I find I bring more feelings of peace into my life when I think thoughts of peace. I find calm when I look for calm.

Today, I ask you to write down your most prominent pain. Now set that aside for a moment. Think about the spot on your body or the place in your mind where no pain exists. Wallow in the splendid spot for as long as you can.

I find that whenever I do this, I feel less pain even from the very real hurts. Never deny the powerful and amazing lessons the universe has for you by giving you the gift of a painful experience. Give yourself the gift of learning those lessons well enough to go on without the pain.

Kind and gentle comments welcome.

Tuesday, November 5, 2013

Stop! In the Name of Love

I love it when I interact with someone and they come away feeling better than they felt when they started the conversation. Life sometimes sticks and it just needs a little gentle nudge to start moving again.

My greatest asset comes from scouring my memory for connections to sticky spots. Maybe I haven't had that exact problem, but maybe I had something similar. Maybe all I have is a different view.

Biology built pain as a warming. Since we evolved a contemplative mind, we started using emotional pain as warning too. Like a stop sign, pain guides us to avoid certain interactions.

Sometime past experiences come up in our brain and distract us. The pain of these experiences can cause us to veer off the road and send us into a ditch.

I believe that their purpose often gets neglected. I neglect the guidance often. Then I remember that all interactions, even so called "negative" information can keep us on a safe wondrous path.

Use the directions nature gives you. Have pain? Stop, look both ways, when clear, proceed at a careful pace.

Even the most cautious driver makes mistakes. Have a strategy for getting out of the ditch. For me, the most common "ditches' come in the form of what John Bradshaw calls "shame spirals."

Bradshaw says that when we feel we are not worthy and something happens, like we miss an important deadline, we can pile on every misstep and attribute it to our lack of worth. Instead of doing that, have a back up plan.

Many people now carry cell phones at the very least for "emergencies." Find yourself in an emotional ditch? Phone a friend. Text if you must but try a real live human interaction as soon as possible. Make sure the friend doesn't have anything to do with the problem. That way they are less likely to get caught up and wind up in the ditch with you.

Maybe you'll need a mental tow truck? If you had a tough life like mine, therapy REALLY helps. Make sure that you find a reputable one. A good therapy person will help you get calm in order to help you. Though therapy does bring up pain that seems to hurt MORE sometimes, they should never EVER cause it.

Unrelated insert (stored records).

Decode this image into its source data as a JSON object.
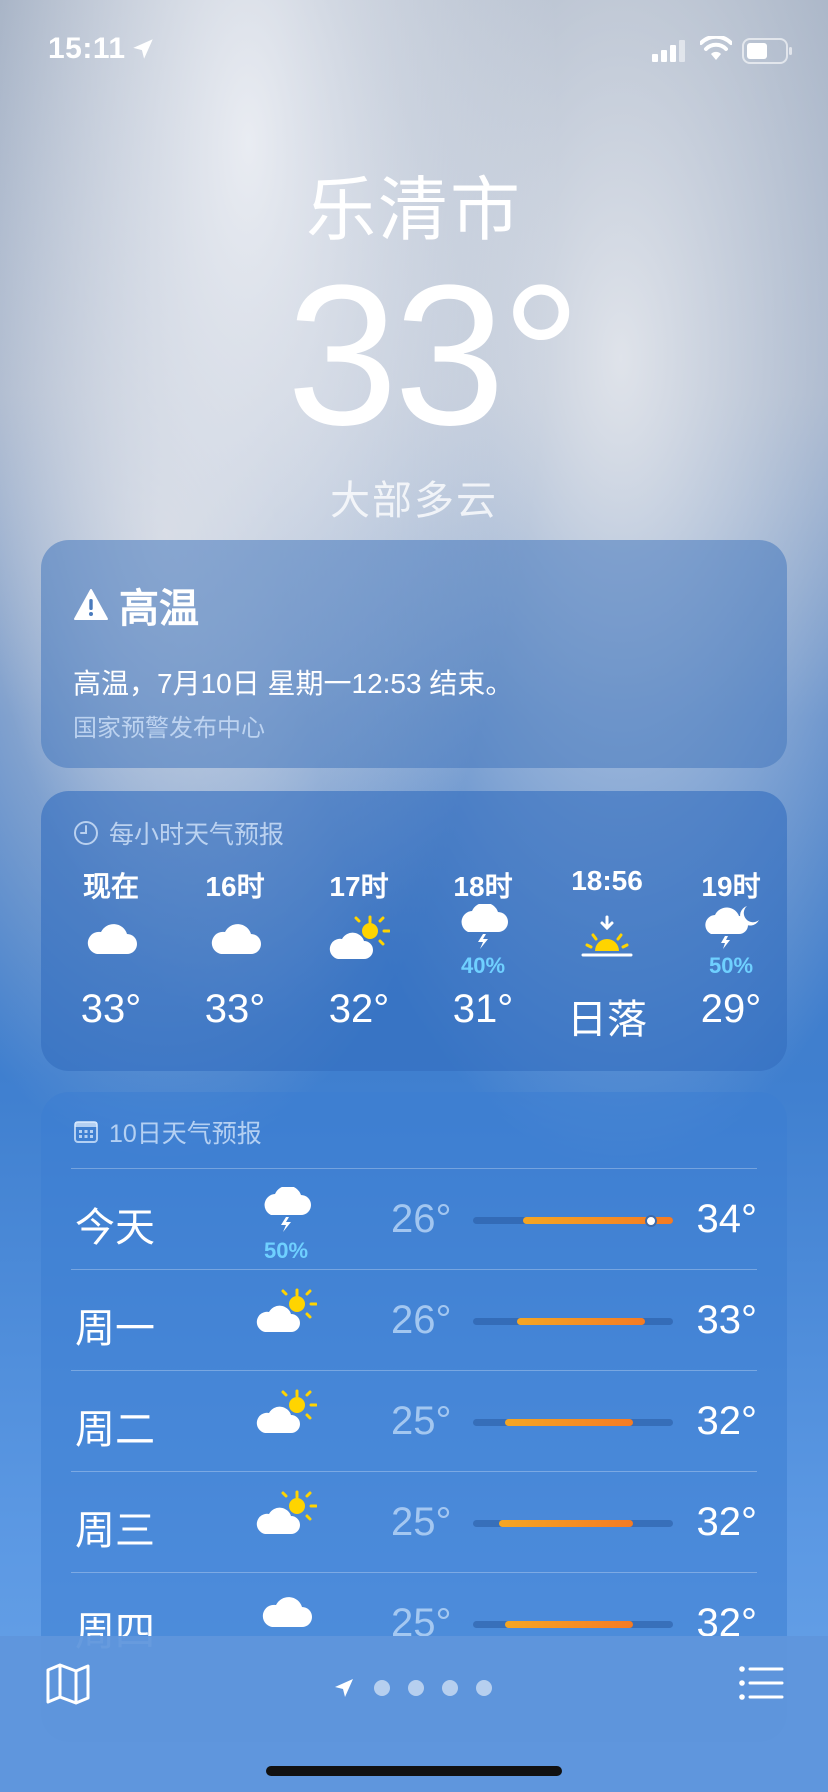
{
  "status": {
    "time": "15:11"
  },
  "header": {
    "city": "乐清市",
    "temp": "33°",
    "condition": "大部多云"
  },
  "alert": {
    "title": "高温",
    "text": "高温，7月10日 星期一12:53 结束。",
    "source": "国家预警发布中心"
  },
  "hourly": {
    "title": "每小时天气预报",
    "items": [
      {
        "time": "现在",
        "icon": "cloud-icon",
        "pct": "",
        "value": "33°"
      },
      {
        "time": "16时",
        "icon": "cloud-icon",
        "pct": "",
        "value": "33°"
      },
      {
        "time": "17时",
        "icon": "partly-sunny-icon",
        "pct": "",
        "value": "32°"
      },
      {
        "time": "18时",
        "icon": "thunderstorm-icon",
        "pct": "40%",
        "value": "31°"
      },
      {
        "time": "18:56",
        "icon": "sunset-icon",
        "pct": "",
        "value": "日落"
      },
      {
        "time": "19时",
        "icon": "thunderstorm-night-icon",
        "pct": "50%",
        "value": "29°"
      }
    ]
  },
  "daily": {
    "title": "10日天气预报",
    "items": [
      {
        "day": "今天",
        "icon": "thunderstorm-icon",
        "pct": "50%",
        "low": "26°",
        "high": "34°",
        "range_start": 0.25,
        "range_end": 1.0,
        "current": 0.89
      },
      {
        "day": "周一",
        "icon": "partly-sunny-icon",
        "pct": "",
        "low": "26°",
        "high": "33°",
        "range_start": 0.22,
        "range_end": 0.86
      },
      {
        "day": "周二",
        "icon": "partly-sunny-icon",
        "pct": "",
        "low": "25°",
        "high": "32°",
        "range_start": 0.16,
        "range_end": 0.8
      },
      {
        "day": "周三",
        "icon": "partly-sunny-icon",
        "pct": "",
        "low": "25°",
        "high": "32°",
        "range_start": 0.13,
        "range_end": 0.8
      },
      {
        "day": "周四",
        "icon": "cloud-icon",
        "pct": "",
        "low": "25°",
        "high": "32°",
        "range_start": 0.16,
        "range_end": 0.8
      }
    ]
  },
  "colors": {
    "precip": "#6fd0ff",
    "accent_warm": "#f5a623",
    "accent_hot": "#f57b23"
  }
}
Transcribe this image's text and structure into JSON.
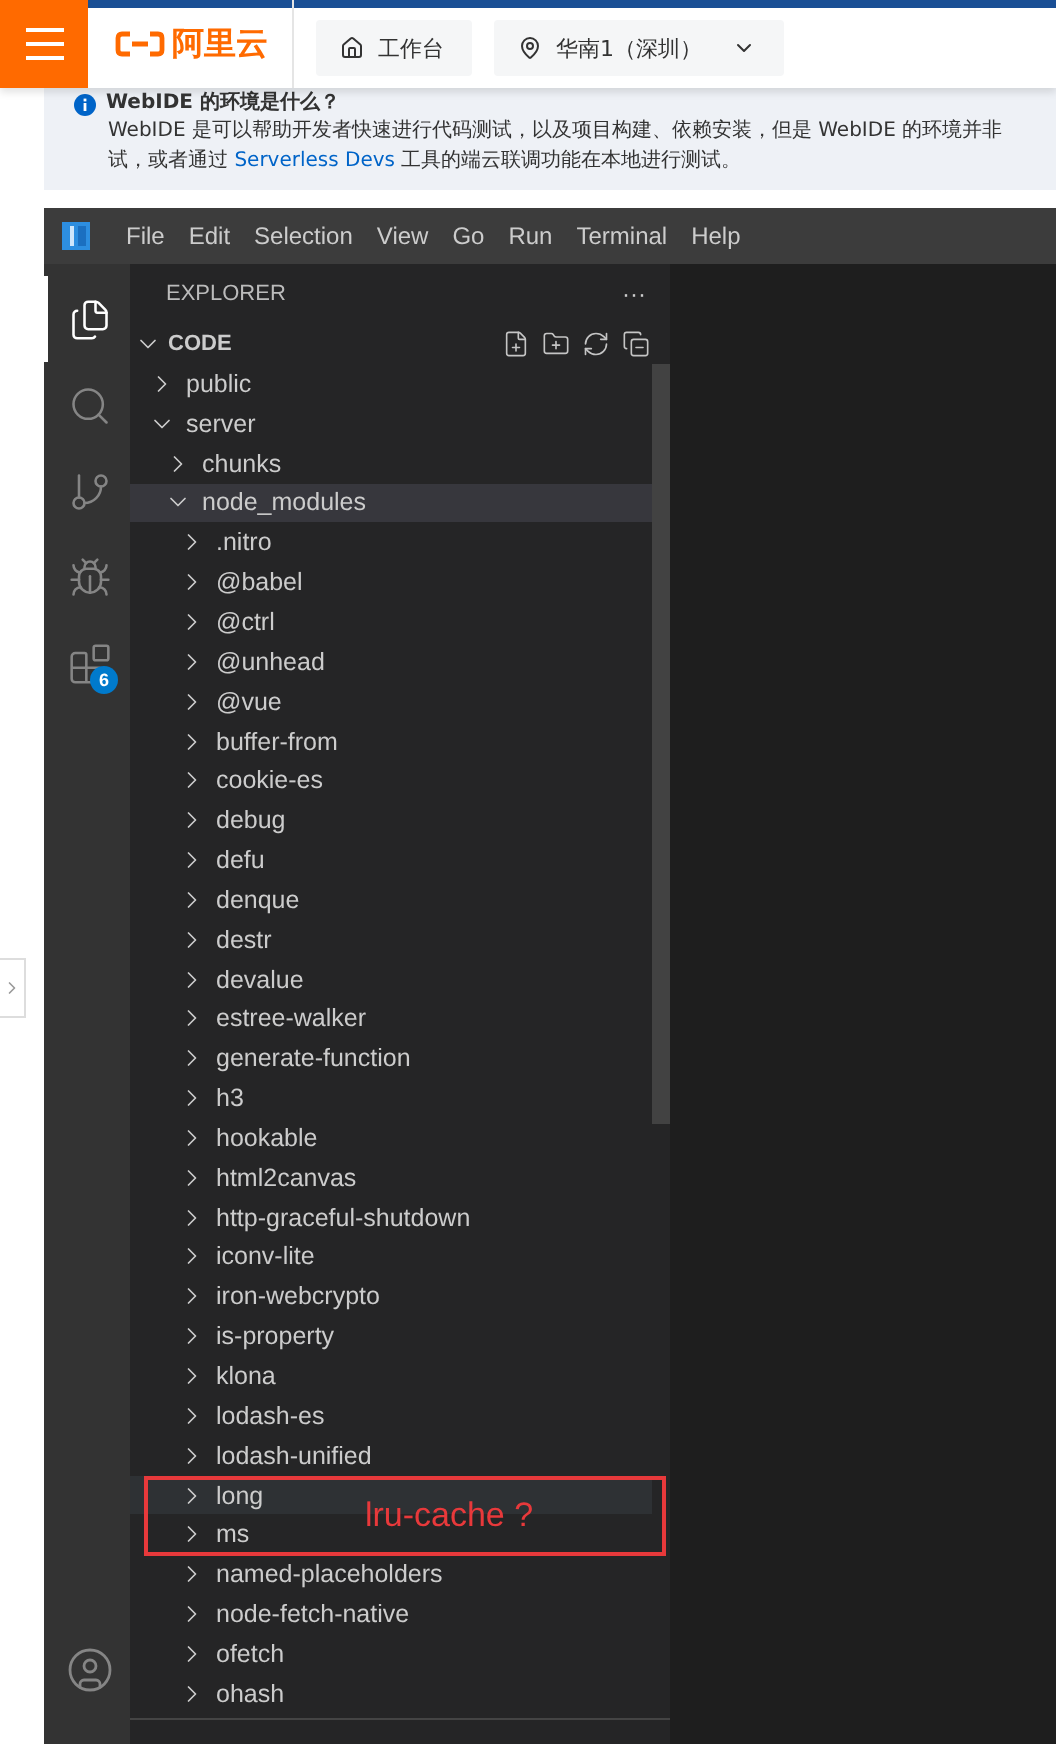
{
  "header": {
    "logo": "阿里云",
    "workbench": "工作台",
    "region": "华南1（深圳）"
  },
  "notice": {
    "title": "WebIDE 的环境是什么？",
    "line_1": "WebIDE 是可以帮助开发者快速进行代码测试，以及项目构建、依赖安装，但是 WebIDE 的环境并非",
    "line_2_before": "试，或者通过",
    "line_2_link": "Serverless Devs",
    "line_2_after": "工具的端云联调功能在本地进行测试。"
  },
  "menu": [
    "File",
    "Edit",
    "Selection",
    "View",
    "Go",
    "Run",
    "Terminal",
    "Help"
  ],
  "activity": [
    {
      "kind": "files",
      "selected": true
    },
    {
      "kind": "search",
      "selected": false
    },
    {
      "kind": "scm",
      "selected": false
    },
    {
      "kind": "debug",
      "selected": false
    },
    {
      "kind": "extensions",
      "selected": false,
      "badge": "6"
    }
  ],
  "explorer": {
    "title": "EXPLORER",
    "more": "···",
    "root": "CODE",
    "tree": [
      {
        "label": "public",
        "expanded": false,
        "selected": false,
        "hovered": false
      },
      {
        "label": "server",
        "expanded": true,
        "selected": false,
        "hovered": false,
        "children": [
          {
            "label": "chunks",
            "expanded": false,
            "selected": false,
            "hovered": false
          },
          {
            "label": "node_modules",
            "expanded": true,
            "selected": true,
            "hovered": false,
            "children": [
              {
                "label": ".nitro",
                "expanded": false,
                "selected": false,
                "hovered": false
              },
              {
                "label": "@babel",
                "expanded": false,
                "selected": false,
                "hovered": false
              },
              {
                "label": "@ctrl",
                "expanded": false,
                "selected": false,
                "hovered": false
              },
              {
                "label": "@unhead",
                "expanded": false,
                "selected": false,
                "hovered": false
              },
              {
                "label": "@vue",
                "expanded": false,
                "selected": false,
                "hovered": false
              },
              {
                "label": "buffer-from",
                "expanded": false,
                "selected": false,
                "hovered": false
              },
              {
                "label": "cookie-es",
                "expanded": false,
                "selected": false,
                "hovered": false
              },
              {
                "label": "debug",
                "expanded": false,
                "selected": false,
                "hovered": false
              },
              {
                "label": "defu",
                "expanded": false,
                "selected": false,
                "hovered": false
              },
              {
                "label": "denque",
                "expanded": false,
                "selected": false,
                "hovered": false
              },
              {
                "label": "destr",
                "expanded": false,
                "selected": false,
                "hovered": false
              },
              {
                "label": "devalue",
                "expanded": false,
                "selected": false,
                "hovered": false
              },
              {
                "label": "estree-walker",
                "expanded": false,
                "selected": false,
                "hovered": false
              },
              {
                "label": "generate-function",
                "expanded": false,
                "selected": false,
                "hovered": false
              },
              {
                "label": "h3",
                "expanded": false,
                "selected": false,
                "hovered": false
              },
              {
                "label": "hookable",
                "expanded": false,
                "selected": false,
                "hovered": false
              },
              {
                "label": "html2canvas",
                "expanded": false,
                "selected": false,
                "hovered": false
              },
              {
                "label": "http-graceful-shutdown",
                "expanded": false,
                "selected": false,
                "hovered": false
              },
              {
                "label": "iconv-lite",
                "expanded": false,
                "selected": false,
                "hovered": false
              },
              {
                "label": "iron-webcrypto",
                "expanded": false,
                "selected": false,
                "hovered": false
              },
              {
                "label": "is-property",
                "expanded": false,
                "selected": false,
                "hovered": false
              },
              {
                "label": "klona",
                "expanded": false,
                "selected": false,
                "hovered": false
              },
              {
                "label": "lodash-es",
                "expanded": false,
                "selected": false,
                "hovered": false
              },
              {
                "label": "lodash-unified",
                "expanded": false,
                "selected": false,
                "hovered": false
              },
              {
                "label": "long",
                "expanded": false,
                "selected": false,
                "hovered": true
              },
              {
                "label": "ms",
                "expanded": false,
                "selected": false,
                "hovered": false
              },
              {
                "label": "named-placeholders",
                "expanded": false,
                "selected": false,
                "hovered": false
              },
              {
                "label": "node-fetch-native",
                "expanded": false,
                "selected": false,
                "hovered": false
              },
              {
                "label": "ofetch",
                "expanded": false,
                "selected": false,
                "hovered": false
              },
              {
                "label": "ohash",
                "expanded": false,
                "selected": false,
                "hovered": false
              }
            ]
          }
        ]
      }
    ]
  },
  "annotation": {
    "text": "lru-cache ?"
  }
}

Those days when we need more time to sort through our emotional car wreck, put some flares in our tool kit. Phrases that you practice while you're running smooth that you can pull out to alert friends and family that you need help.

I like to ask for understanding without judgement. My most common confidant is Murry so I say that I need to talk and the only responses he can give are "I understand" or "I don't understand. Please explain."

Another flare that isn't mine but Murry's "Too many inputs." It means he can't handle any more information and he needs some time to process what is going on inside his head.

Sometimes our emotional vehicle needs fuel. This can be a literal sense of we need to eat or a figurative sense in we need joyful experiences. When I am upset or in pain, I can both put off eating or eat lots. I try and remind myself that all basic needs serve to keep me in good running order. I check my fuel gauge and fill up on something I really like that is also good for me.

I will look at flowers, cuddle a kitty or puppy, think about pleasant things like the memory of seeing a yellow butterfly land on a purple gladiola. We all have those fond tidbits in our past. Use them to fuel up our psyche.

What emotions would you equate to what road signs? What tools do you keep in your mental trunk to help you out of a problem?

Kind comments welcome.